The Five Spot: Bruce Lefkowitz

Executive VP, Fox Networks Group

Why This Matters

Bonus Five

What’s on your DVR?
This Is Us
, The Night Of, Atlanta, Survivor’s Remorse

All-time top TV show?
The original Odd Couple. “The greatest show ever,” Lefkowitz says, adding that as an adult, his favorite is Sons of Anarchy.

Favorite app?
Snapchat and Instagram, “so I can see what my six kids are up to any day or night.”

Books on your nightstand?
Powerhouse by James Miller; Shoe Dog by Phil Knight, The Boys of Dunbar, by Alejandro Danois (a classmate at Penn) and Food For Thought, by Nancy DeRosa (a neighbor).

Recent memorable meal?
Pizza House in Ann Arbor, Mich., with his wife and four of their six kids. “There’s nothing better than their Chicago-style deep dish pizza.”

As Fox Networks Group’s executive VP for advertising sales, Bruce Lefkowitz is in the pivot in a fast-changing market. Formerly a cable guy who came up through Turner and then supervised sales for FX, Lefkowitz now has a portfolio that includes broadcast, cable, sports and digital—a good first stop for advertisers, he says.

A native of Westchester County, N.Y., Lefkowitz was an All-Ivy League basketball player for the University of Pennsylvania. Summer internships at MSG Network under mentor Joe Cohen introduced him to ad sales. When he was done playing pro ball in Europe, he got into the Turner training program, learning from B&C Hall of Famers Lou LaTorre and David Levy.

Lefkowitz joined Fox in 2002. “The rest is history,” he says.

An edited transcript of his conversation with B&C business editor Jon Lafayette follows.

How does the ad market look right now?

Advertisers have greater challenges to reach their target audiences at scale. They need to find the optimal mix between linear, non-linear, programmatic, all the elements to maximize the ROI on their plan. The upfront was very strong. I think that there was a little bit of a reticence from advertisers to plow money into fourth quarter until the election was over. Now we’re starting to see spending. The calendar market is equally strong to the broadcast upfront. That’s also a good sign.

Fox talks about ad innovation. What are you doing to make advertising work better?

You have to start with content, because content is absolutely the magnet for consumers and it’s the core of the media ecosystem to me. Once you gain their attention, then the quality of environment for ads improves. So whether it’s limited ad loads, branded content, what we’re trying to do is provide more value and/or a better viewing experience for our consumers. Because if we can do that, it should improve the impact of the advertising in there. The truth is all of us are still in the first inning of the ad innovation game or revolution.

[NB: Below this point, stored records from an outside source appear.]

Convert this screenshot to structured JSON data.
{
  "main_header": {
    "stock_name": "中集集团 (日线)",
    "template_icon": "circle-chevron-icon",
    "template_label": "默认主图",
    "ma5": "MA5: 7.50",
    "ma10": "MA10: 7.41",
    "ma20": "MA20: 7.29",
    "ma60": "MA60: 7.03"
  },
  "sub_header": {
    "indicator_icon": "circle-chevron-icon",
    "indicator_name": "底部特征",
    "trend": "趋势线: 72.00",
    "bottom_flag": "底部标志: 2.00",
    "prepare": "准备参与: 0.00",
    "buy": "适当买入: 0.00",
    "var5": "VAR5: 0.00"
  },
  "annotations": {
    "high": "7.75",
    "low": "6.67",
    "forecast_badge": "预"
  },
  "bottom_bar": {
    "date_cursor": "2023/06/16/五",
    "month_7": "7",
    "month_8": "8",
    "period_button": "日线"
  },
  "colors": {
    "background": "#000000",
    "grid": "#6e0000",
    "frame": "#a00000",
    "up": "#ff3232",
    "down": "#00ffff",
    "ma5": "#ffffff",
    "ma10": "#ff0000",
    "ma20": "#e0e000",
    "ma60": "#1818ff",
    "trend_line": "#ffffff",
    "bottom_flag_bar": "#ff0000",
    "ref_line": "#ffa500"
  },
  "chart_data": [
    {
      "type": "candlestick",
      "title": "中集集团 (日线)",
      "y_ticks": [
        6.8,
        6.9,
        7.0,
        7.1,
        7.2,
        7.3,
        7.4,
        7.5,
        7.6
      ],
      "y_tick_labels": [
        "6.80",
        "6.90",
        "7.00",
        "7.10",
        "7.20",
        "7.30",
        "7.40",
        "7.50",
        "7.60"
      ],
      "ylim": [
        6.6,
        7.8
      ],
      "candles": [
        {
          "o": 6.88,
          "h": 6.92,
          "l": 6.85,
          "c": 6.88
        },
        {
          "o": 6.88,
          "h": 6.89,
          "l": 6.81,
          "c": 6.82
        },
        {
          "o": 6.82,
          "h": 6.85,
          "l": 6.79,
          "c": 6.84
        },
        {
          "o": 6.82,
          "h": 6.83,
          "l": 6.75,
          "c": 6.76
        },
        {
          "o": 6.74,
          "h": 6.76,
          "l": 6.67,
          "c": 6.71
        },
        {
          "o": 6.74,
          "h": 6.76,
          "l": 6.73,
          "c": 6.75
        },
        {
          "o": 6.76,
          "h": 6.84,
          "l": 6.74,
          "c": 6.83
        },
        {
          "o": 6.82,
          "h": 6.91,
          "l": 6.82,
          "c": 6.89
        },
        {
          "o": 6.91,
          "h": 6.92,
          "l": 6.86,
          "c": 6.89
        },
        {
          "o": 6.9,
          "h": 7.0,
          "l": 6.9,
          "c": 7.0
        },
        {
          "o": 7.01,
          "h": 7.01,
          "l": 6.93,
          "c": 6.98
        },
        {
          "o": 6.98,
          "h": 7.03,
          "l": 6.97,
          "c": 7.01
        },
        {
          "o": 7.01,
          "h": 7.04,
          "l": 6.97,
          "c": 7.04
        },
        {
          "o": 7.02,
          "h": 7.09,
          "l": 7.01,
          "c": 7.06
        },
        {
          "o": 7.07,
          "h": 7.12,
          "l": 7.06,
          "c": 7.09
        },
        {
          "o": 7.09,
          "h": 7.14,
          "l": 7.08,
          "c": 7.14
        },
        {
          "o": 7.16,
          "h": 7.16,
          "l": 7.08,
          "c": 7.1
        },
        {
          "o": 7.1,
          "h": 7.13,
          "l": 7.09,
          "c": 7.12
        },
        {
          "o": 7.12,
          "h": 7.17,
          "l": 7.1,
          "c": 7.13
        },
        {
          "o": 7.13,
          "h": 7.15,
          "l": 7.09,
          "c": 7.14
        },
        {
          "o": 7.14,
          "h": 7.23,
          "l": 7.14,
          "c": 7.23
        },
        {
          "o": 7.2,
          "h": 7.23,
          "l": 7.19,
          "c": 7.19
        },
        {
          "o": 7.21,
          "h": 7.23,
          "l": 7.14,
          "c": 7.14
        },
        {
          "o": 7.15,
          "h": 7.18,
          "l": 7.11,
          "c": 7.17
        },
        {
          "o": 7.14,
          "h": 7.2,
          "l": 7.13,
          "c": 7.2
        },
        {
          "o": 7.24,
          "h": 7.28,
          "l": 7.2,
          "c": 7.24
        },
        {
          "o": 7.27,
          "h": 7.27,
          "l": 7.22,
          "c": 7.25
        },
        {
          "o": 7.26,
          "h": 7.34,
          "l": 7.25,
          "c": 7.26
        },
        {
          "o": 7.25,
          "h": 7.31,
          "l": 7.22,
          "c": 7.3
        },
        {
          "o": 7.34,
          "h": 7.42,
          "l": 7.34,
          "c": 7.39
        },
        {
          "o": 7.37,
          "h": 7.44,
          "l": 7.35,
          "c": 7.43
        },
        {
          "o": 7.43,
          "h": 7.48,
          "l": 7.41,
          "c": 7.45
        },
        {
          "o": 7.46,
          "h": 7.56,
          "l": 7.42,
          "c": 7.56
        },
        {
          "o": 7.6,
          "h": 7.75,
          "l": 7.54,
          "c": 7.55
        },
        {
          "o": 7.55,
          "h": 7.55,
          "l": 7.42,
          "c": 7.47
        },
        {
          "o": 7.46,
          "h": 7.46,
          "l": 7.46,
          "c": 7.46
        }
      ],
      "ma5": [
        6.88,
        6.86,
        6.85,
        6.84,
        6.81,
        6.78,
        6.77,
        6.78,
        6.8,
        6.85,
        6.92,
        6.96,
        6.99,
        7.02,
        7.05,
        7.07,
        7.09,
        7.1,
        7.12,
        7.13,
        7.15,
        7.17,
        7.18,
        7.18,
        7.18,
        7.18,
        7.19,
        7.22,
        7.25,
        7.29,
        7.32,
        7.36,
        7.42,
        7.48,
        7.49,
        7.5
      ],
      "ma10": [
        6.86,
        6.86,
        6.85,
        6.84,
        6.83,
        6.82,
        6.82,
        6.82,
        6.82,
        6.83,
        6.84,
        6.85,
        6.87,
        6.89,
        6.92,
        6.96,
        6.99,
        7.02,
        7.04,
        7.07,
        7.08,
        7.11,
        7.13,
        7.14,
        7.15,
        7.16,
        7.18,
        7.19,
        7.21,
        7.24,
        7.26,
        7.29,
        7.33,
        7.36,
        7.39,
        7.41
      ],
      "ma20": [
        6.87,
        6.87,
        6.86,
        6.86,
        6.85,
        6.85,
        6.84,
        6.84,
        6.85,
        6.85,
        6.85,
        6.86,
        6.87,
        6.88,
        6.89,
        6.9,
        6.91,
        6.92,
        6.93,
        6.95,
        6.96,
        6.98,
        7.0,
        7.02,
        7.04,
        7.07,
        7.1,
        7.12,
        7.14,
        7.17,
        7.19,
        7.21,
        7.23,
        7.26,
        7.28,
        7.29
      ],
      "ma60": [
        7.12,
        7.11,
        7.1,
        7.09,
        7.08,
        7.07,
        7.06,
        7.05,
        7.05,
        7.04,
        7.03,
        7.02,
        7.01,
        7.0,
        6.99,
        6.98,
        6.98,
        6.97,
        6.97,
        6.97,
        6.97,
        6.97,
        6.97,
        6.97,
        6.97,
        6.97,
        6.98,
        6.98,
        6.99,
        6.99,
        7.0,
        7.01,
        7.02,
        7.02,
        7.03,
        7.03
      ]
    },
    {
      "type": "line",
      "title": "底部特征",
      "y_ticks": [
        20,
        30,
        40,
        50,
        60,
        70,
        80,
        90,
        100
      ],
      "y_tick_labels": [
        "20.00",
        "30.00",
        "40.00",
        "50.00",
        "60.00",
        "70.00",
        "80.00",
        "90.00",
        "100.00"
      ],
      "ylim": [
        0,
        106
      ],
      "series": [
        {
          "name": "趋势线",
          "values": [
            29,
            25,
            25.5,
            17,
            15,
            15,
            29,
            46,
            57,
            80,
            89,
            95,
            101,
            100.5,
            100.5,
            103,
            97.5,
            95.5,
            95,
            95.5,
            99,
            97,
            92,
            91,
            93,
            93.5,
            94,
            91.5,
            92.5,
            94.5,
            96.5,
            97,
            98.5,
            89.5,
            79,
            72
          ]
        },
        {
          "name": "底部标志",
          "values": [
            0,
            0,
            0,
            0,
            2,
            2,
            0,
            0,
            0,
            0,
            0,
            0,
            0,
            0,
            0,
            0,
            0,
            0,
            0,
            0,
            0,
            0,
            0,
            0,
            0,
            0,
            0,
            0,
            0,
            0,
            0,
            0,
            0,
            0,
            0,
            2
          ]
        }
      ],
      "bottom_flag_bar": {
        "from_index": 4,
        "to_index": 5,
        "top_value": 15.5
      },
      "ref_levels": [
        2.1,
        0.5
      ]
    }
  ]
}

Fox is promoting the awards its shows won. Is that important to advertisers?

It just underscores us as a place that’s doing interesting things and noteworthy things. And people want to be associated with that. When you look at the three biggest Emmy award winners, you can’t buy HBO, you can’t buy Netflix, but you sure can have your ads in a quality environment on FX and on Fox. For us, that is an important differentiator.

Did you have fun with the World Series?

With the excitement and the success that we had— literally in the middle of Game 6, we started selling for game 7—the job that my team did was honestly a highlight of my career. The Cubs winning reinforces my hope that in my lifetime the Jets can win a Super Bowl.

Are the NFL’s ratings issues affecting sales?

No, because it’s not hyperbole to say that there’s nothing like the Super Bowl, from a creative standpoint, from a business standpoint, to the media strategy. There is no bigger stage. Our World Series success was really driven by the matchup. The Super Bowl [to air Feb. 5 on Fox] is never about matchup. We’re in a really good position so far. We haven’t seen any problems with demand. Every day, every week, we continue to write more Super Bowl business.